Your answer should be one number: how many lines below have the word "Rectangle".

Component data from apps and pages
++++++++++++++++++++

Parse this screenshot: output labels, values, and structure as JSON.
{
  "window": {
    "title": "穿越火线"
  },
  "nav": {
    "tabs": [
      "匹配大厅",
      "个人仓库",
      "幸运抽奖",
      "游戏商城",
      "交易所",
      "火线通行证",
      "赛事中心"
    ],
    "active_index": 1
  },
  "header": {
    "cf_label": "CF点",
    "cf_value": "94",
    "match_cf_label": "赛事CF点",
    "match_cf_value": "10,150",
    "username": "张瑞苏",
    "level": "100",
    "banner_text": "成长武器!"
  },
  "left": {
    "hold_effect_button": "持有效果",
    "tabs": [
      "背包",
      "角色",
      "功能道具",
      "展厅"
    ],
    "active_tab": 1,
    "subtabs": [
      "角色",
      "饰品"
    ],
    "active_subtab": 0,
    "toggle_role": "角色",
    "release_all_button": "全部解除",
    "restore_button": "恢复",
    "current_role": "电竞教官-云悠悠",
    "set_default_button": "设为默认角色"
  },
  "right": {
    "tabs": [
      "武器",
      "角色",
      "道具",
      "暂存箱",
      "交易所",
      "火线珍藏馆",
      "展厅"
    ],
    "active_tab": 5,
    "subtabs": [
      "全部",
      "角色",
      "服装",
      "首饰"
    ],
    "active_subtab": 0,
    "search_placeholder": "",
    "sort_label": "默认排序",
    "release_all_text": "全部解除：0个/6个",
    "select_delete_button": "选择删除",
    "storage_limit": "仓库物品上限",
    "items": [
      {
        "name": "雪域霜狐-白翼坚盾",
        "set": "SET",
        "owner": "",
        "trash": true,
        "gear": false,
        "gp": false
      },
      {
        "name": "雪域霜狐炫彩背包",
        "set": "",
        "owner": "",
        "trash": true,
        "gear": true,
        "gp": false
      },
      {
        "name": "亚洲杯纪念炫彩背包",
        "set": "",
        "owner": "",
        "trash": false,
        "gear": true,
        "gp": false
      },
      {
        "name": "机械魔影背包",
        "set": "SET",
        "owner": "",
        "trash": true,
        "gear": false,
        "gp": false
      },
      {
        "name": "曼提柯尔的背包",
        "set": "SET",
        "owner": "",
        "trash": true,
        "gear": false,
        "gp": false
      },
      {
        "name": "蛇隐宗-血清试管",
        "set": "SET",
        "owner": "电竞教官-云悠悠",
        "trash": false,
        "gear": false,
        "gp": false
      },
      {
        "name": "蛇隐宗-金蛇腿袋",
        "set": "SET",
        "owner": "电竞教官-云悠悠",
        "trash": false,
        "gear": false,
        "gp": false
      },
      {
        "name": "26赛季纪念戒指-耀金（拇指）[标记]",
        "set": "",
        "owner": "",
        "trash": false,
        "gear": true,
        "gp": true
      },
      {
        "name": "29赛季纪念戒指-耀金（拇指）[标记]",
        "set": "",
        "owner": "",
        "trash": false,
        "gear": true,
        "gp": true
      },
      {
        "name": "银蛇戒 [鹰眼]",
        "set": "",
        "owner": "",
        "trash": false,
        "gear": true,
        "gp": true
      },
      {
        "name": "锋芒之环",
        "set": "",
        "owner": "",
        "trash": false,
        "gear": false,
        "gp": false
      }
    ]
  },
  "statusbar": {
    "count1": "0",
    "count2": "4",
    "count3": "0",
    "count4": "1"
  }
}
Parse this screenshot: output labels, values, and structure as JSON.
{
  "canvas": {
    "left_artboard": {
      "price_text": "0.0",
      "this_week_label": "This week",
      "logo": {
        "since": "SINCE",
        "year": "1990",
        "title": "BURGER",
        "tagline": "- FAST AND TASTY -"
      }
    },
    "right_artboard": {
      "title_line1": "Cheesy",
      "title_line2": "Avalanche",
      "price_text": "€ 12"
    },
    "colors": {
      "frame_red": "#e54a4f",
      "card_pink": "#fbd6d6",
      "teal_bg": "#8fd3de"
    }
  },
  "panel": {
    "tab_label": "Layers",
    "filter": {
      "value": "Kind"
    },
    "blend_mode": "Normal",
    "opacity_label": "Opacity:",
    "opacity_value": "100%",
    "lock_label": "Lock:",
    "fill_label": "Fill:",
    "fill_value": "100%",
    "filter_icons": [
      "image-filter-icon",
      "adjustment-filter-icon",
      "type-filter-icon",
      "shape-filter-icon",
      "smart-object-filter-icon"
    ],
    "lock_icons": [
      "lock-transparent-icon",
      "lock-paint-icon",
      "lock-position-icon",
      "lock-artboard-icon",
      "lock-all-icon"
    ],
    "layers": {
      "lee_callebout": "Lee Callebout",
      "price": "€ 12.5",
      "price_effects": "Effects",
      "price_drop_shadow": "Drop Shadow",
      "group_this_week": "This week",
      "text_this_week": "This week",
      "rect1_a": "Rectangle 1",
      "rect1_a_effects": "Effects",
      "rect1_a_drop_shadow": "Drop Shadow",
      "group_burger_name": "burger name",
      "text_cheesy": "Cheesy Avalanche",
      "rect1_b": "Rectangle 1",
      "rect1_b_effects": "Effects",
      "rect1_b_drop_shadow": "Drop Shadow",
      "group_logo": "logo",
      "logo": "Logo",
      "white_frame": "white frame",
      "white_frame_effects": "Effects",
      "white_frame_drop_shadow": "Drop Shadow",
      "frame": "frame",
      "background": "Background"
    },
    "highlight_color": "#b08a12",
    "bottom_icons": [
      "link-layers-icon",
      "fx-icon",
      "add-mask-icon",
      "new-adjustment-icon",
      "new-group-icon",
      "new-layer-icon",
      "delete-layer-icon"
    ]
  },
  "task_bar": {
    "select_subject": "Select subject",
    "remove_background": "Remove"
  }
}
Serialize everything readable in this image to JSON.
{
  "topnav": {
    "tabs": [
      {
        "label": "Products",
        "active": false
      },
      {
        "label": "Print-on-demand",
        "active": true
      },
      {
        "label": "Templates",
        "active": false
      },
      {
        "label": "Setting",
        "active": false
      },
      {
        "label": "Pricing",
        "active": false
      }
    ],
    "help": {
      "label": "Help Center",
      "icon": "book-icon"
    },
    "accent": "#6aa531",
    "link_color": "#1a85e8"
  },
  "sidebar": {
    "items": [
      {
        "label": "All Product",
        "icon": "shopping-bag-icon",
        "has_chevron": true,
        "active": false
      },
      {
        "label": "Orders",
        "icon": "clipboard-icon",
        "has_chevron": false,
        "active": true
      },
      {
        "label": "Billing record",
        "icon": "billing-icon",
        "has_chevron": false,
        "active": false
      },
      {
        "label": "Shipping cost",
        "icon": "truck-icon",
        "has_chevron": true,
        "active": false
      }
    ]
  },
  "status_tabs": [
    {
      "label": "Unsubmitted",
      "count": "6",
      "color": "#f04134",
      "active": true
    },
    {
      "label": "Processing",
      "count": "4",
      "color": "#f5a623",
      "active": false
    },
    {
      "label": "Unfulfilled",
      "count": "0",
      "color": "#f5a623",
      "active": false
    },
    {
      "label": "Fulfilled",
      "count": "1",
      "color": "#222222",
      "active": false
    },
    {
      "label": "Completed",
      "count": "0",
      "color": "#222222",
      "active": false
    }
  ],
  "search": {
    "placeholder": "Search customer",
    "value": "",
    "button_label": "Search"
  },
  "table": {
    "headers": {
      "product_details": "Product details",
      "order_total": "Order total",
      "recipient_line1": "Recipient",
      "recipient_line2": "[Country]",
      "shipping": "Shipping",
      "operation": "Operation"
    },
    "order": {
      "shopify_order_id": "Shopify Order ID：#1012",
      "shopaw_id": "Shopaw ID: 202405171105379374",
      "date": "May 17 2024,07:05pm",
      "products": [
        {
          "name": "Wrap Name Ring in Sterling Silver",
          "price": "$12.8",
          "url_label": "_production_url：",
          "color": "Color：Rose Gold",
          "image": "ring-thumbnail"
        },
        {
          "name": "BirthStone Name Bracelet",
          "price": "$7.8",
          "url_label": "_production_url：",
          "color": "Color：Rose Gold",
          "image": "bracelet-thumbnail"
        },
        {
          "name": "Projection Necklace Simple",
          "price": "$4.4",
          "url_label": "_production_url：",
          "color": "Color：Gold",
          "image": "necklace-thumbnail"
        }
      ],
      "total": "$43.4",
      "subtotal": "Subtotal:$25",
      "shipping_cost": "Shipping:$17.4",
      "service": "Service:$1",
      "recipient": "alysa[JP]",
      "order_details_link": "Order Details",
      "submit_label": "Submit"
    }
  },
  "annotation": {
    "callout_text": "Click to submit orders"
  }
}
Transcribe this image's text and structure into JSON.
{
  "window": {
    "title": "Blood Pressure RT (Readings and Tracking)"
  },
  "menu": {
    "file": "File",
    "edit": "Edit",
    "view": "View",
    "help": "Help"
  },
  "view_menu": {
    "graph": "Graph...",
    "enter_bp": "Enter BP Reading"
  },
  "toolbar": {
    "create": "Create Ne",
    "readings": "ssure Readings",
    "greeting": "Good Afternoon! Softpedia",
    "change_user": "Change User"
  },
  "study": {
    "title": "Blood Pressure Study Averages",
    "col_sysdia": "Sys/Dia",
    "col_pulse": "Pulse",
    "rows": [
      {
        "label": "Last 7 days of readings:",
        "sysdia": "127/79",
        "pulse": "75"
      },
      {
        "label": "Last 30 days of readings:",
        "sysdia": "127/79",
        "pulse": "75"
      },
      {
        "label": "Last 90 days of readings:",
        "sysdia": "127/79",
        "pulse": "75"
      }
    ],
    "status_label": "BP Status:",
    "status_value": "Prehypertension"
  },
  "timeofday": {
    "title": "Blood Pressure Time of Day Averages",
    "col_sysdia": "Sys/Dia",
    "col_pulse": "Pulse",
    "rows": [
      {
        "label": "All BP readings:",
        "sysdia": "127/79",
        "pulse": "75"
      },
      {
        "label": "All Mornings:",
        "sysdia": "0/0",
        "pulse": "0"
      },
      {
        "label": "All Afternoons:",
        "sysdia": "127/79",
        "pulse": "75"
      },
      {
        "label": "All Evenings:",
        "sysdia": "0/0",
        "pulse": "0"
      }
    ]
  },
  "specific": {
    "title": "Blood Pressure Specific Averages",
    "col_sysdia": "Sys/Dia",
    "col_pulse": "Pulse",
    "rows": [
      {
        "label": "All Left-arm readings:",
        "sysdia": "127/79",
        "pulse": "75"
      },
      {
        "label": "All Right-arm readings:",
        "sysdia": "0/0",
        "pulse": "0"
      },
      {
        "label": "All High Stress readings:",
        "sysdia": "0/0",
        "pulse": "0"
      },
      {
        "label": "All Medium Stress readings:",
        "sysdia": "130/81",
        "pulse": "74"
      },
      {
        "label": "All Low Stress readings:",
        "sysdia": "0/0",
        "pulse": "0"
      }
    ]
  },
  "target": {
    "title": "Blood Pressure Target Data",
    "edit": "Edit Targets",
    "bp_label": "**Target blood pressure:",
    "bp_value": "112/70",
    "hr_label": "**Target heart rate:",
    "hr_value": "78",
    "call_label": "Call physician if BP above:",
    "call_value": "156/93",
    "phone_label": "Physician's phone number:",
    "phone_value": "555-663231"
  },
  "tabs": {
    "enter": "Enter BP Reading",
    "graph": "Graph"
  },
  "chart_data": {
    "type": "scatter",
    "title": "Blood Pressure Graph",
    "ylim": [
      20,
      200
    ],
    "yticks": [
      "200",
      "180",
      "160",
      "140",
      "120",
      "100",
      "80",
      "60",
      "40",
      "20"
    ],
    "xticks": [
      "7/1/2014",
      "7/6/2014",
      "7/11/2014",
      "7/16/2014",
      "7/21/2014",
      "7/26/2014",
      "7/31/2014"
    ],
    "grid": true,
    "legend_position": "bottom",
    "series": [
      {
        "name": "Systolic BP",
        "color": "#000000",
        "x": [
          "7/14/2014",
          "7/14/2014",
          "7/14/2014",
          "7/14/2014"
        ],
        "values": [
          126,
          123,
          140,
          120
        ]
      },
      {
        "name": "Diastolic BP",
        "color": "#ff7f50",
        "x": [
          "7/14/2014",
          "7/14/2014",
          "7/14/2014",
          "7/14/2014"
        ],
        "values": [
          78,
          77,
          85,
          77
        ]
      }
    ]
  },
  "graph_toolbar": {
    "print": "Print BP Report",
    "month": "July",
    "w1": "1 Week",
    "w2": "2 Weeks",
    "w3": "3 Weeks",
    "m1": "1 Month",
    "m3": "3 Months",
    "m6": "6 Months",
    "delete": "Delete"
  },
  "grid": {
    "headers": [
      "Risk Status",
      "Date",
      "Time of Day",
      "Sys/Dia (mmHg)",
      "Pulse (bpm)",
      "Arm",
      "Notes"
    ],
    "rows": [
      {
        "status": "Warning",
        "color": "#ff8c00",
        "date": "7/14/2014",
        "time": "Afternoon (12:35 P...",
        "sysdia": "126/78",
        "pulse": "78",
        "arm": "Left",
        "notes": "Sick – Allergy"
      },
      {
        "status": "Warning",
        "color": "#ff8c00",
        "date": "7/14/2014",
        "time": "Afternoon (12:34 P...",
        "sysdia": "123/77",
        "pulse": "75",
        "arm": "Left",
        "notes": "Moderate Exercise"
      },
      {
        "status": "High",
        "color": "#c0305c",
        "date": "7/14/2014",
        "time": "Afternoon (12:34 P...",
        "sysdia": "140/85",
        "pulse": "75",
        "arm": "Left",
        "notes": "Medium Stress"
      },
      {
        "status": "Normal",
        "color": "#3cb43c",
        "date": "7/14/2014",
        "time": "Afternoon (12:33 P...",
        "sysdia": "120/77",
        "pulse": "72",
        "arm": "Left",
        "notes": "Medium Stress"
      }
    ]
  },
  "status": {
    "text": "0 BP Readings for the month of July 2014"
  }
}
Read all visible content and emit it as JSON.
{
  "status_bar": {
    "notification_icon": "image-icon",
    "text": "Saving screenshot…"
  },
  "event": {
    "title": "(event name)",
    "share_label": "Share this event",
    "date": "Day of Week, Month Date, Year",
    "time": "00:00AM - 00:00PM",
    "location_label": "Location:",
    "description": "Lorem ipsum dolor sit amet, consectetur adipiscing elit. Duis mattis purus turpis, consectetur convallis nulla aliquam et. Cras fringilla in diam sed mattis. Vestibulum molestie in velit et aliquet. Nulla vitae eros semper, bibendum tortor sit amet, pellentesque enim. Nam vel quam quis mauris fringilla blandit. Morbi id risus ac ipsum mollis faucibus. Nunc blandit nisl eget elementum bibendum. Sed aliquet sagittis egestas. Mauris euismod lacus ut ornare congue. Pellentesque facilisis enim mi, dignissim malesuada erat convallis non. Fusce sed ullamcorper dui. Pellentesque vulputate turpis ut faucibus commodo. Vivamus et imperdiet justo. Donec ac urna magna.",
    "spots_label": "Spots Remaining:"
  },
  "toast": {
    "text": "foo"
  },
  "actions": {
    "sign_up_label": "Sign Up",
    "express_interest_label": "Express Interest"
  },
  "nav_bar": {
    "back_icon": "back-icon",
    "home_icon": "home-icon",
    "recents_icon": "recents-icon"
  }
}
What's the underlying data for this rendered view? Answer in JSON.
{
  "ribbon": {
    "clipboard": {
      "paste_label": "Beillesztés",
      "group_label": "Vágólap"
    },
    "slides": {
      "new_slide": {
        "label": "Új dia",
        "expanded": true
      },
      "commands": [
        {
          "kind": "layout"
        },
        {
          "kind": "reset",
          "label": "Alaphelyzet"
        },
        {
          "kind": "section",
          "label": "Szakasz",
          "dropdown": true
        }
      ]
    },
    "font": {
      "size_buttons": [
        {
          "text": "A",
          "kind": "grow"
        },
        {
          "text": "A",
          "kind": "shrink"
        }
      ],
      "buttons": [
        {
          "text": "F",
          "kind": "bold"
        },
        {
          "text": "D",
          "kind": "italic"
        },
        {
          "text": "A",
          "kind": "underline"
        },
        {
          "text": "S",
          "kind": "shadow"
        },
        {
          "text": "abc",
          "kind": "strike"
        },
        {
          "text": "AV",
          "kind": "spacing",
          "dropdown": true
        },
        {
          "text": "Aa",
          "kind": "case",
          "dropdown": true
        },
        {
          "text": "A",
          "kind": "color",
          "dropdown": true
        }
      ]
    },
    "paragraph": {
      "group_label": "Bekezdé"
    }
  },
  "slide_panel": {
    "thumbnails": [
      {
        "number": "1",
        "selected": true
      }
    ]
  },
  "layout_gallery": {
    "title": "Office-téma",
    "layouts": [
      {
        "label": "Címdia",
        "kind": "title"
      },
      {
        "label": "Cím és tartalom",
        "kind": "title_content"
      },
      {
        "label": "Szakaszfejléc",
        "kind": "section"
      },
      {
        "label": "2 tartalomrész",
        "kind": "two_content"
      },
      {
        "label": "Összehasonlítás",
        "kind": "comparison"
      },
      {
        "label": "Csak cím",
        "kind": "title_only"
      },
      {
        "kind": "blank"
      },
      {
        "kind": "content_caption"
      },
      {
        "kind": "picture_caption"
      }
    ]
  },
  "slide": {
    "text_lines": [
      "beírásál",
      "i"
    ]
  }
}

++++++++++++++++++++

Solved exercise
2